Reporting of task allowances also represents a new task for businesses. These allowances were previously not individually identified and were reported as part of gross income. Under STP2 amounts paid under any of these categories are not reported individually but must be identified as such and reported as amounts under task allowances. Here’s the list:

  1. First aid allowance
  2. Leading hand allowance
  3. Higher duties or supervisor allowances
  4. On call during ordinary hours allowance
  5. Inconvenience or disability
  6. Height or danger allowance
  7. Hot or cold allowances
  8. Dirt or wet weather allowances
  9. All-purpose allowance
  10. Industry allowance
  11. Site, district, or locality allowances
  12. Recognition of skill level allowances

Payments to The Directors

You probably guessed it – all amounts paid to directors also need to be identified and separately reported. The fee of their services is reported as ‘director’s fees’ and is any amount paid for travel costs to attend meetings and ‘expenses related to the position of a company director’. However, any bonus paid to a director must be reported under ‘bonuses and commissions’, and any allowance for any other reason must be reported under the relevant allowance category and sub-category type.

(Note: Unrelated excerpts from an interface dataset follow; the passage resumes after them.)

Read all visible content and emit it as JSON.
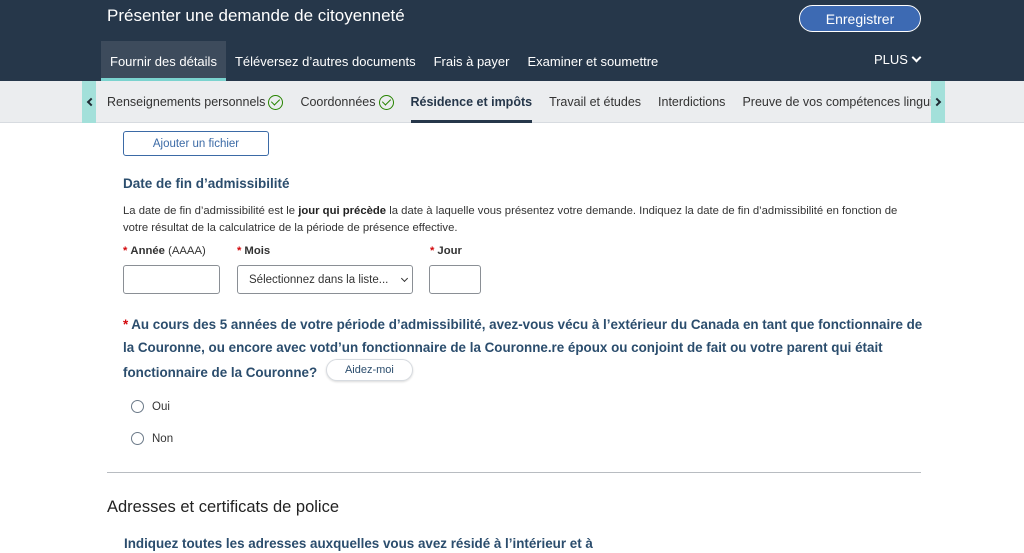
{
  "header": {
    "title": "Présenter une demande de citoyenneté",
    "save_label": "Enregistrer",
    "more_label": "PLUS"
  },
  "main_tabs": [
    {
      "label": "Fournir des détails",
      "active": true
    },
    {
      "label": "Téléversez d’autres documents",
      "active": false
    },
    {
      "label": "Frais à payer",
      "active": false
    },
    {
      "label": "Examiner et soumettre",
      "active": false
    }
  ],
  "sub_tabs": [
    {
      "label": "Renseignements personnels",
      "completed": true,
      "active": false
    },
    {
      "label": "Coordonnées",
      "completed": true,
      "active": false
    },
    {
      "label": "Résidence et impôts",
      "completed": false,
      "active": true
    },
    {
      "label": "Travail et études",
      "completed": false,
      "active": false
    },
    {
      "label": "Interdictions",
      "completed": false,
      "active": false
    },
    {
      "label": "Preuve de vos compétences linguistiques",
      "completed": false,
      "active": false
    }
  ],
  "form": {
    "add_file_label": "Ajouter un fichier",
    "eligibility_heading": "Date de fin d’admissibilité",
    "eligibility_text_before": "La date de fin d’admissibilité est le ",
    "eligibility_text_bold": "jour qui précède",
    "eligibility_text_after": " la date à laquelle vous présentez votre demande. Indiquez la date de fin d’admissibilité en fonction de votre résultat de la calculatrice de la période de présence effective.",
    "required_mark": "*",
    "year_label": "Année",
    "year_hint": "(AAAA)",
    "month_label": "Mois",
    "month_placeholder": "Sélectionnez dans la liste...",
    "day_label": "Jour",
    "question": "Au cours des 5 années de votre période d’admissibilité, avez-vous vécu à l’extérieur du Canada en tant que fonctionnaire de la Couronne, ou encore avec votd’un fonctionnaire de la Couronne.re époux ou conjoint de fait ou votre parent qui était fonctionnaire de la Couronne?",
    "help_label": "Aidez-moi",
    "option_yes": "Oui",
    "option_no": "Non"
  },
  "section2": {
    "title": "Adresses et certificats de police",
    "subtitle": "Indiquez toutes les adresses auxquelles vous avez résidé à l’intérieur et à"
  },
  "colors": {
    "header_bg": "#26374a",
    "accent_teal": "#7bd3cf",
    "heading_blue": "#2b4d6d",
    "required_red": "#d3080c",
    "check_green": "#278400"
  }
}
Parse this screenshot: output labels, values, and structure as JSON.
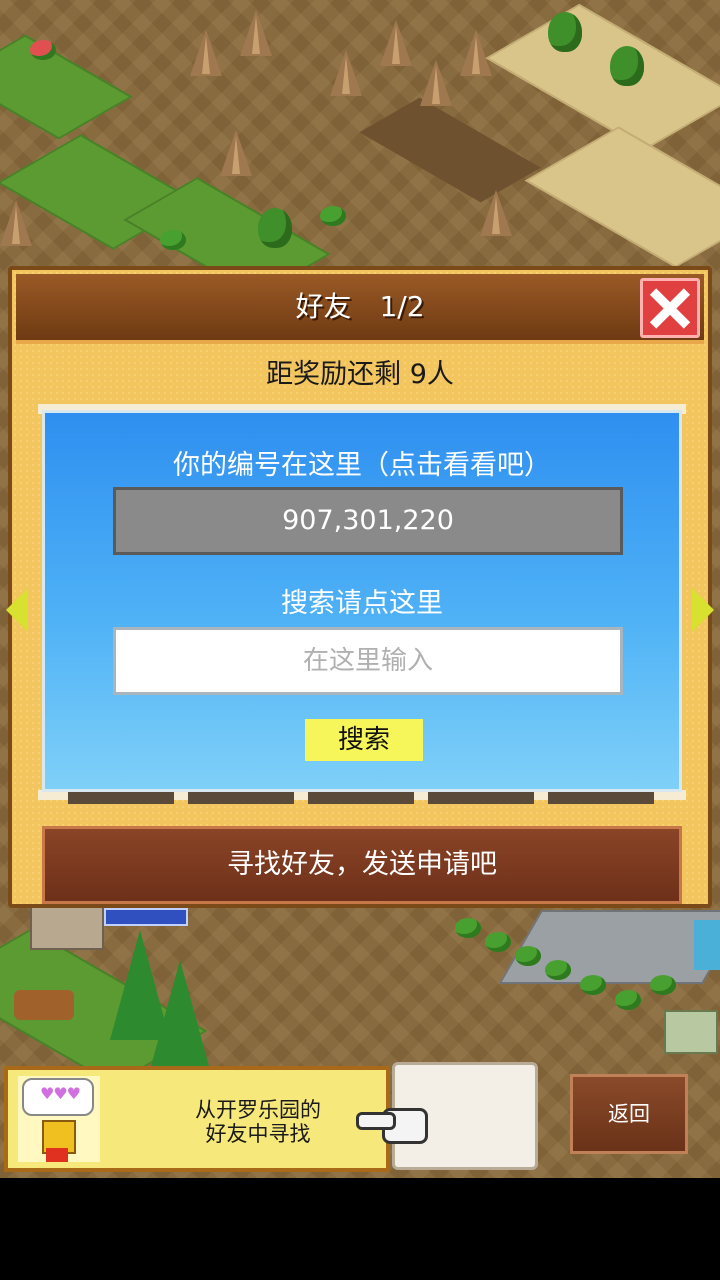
{
  "dialog": {
    "title": "好友　1/2",
    "reward_remaining": "距奖励还剩 9人",
    "id_label": "你的编号在这里（点击看看吧）",
    "player_id": "907,301,220",
    "search_label": "搜索请点这里",
    "search_placeholder": "在这里输入",
    "search_button": "搜索",
    "find_friends": "寻找好友，发送申请吧"
  },
  "bottom": {
    "kairo_line1": "从开罗乐园的",
    "kairo_line2": "好友中寻找",
    "back_button": "返回"
  },
  "colors": {
    "dialog_bg": "#f2c55e",
    "title_bar": "#7a4216",
    "panel_blue": "#3a9ef2",
    "close_red": "#e04040",
    "search_button": "#f6f65a"
  },
  "icons": [
    "close-icon",
    "arrow-left-icon",
    "arrow-right-icon",
    "pointing-hand-icon",
    "robot-mascot-icon",
    "hearts-icon"
  ]
}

Vehicle use allowances

Amounts to be reported as a cents per km allowance are only where those amounts relate to the use of a private car for business travel. Cents per km payments for vehicles other than a car (such as a motorbike or van) are reported as ‘other allowances > private vehicle’, and a flat rate car allowance is reported as ‘other allowances > private vehicle’.

Cents per km payments for private travel, such as travel between home and work, are generally reported as ‘other allowances > non-deductible’.

Preparing for and implementing disaggregation

So, the onus is on every organisation to review all its payments policies and procedures to make sure every kind of payment is correctly classified according to the requirements of STP2, and then correctly reported. The ATO has said it will take a fair and flexible approach to the roll out but it’s best to get it right the first time. Next year they may feel differently. 

If you need more information on disaggregation of gross pay, you’ll find definitive under each payment type on the ATO website and at our resources page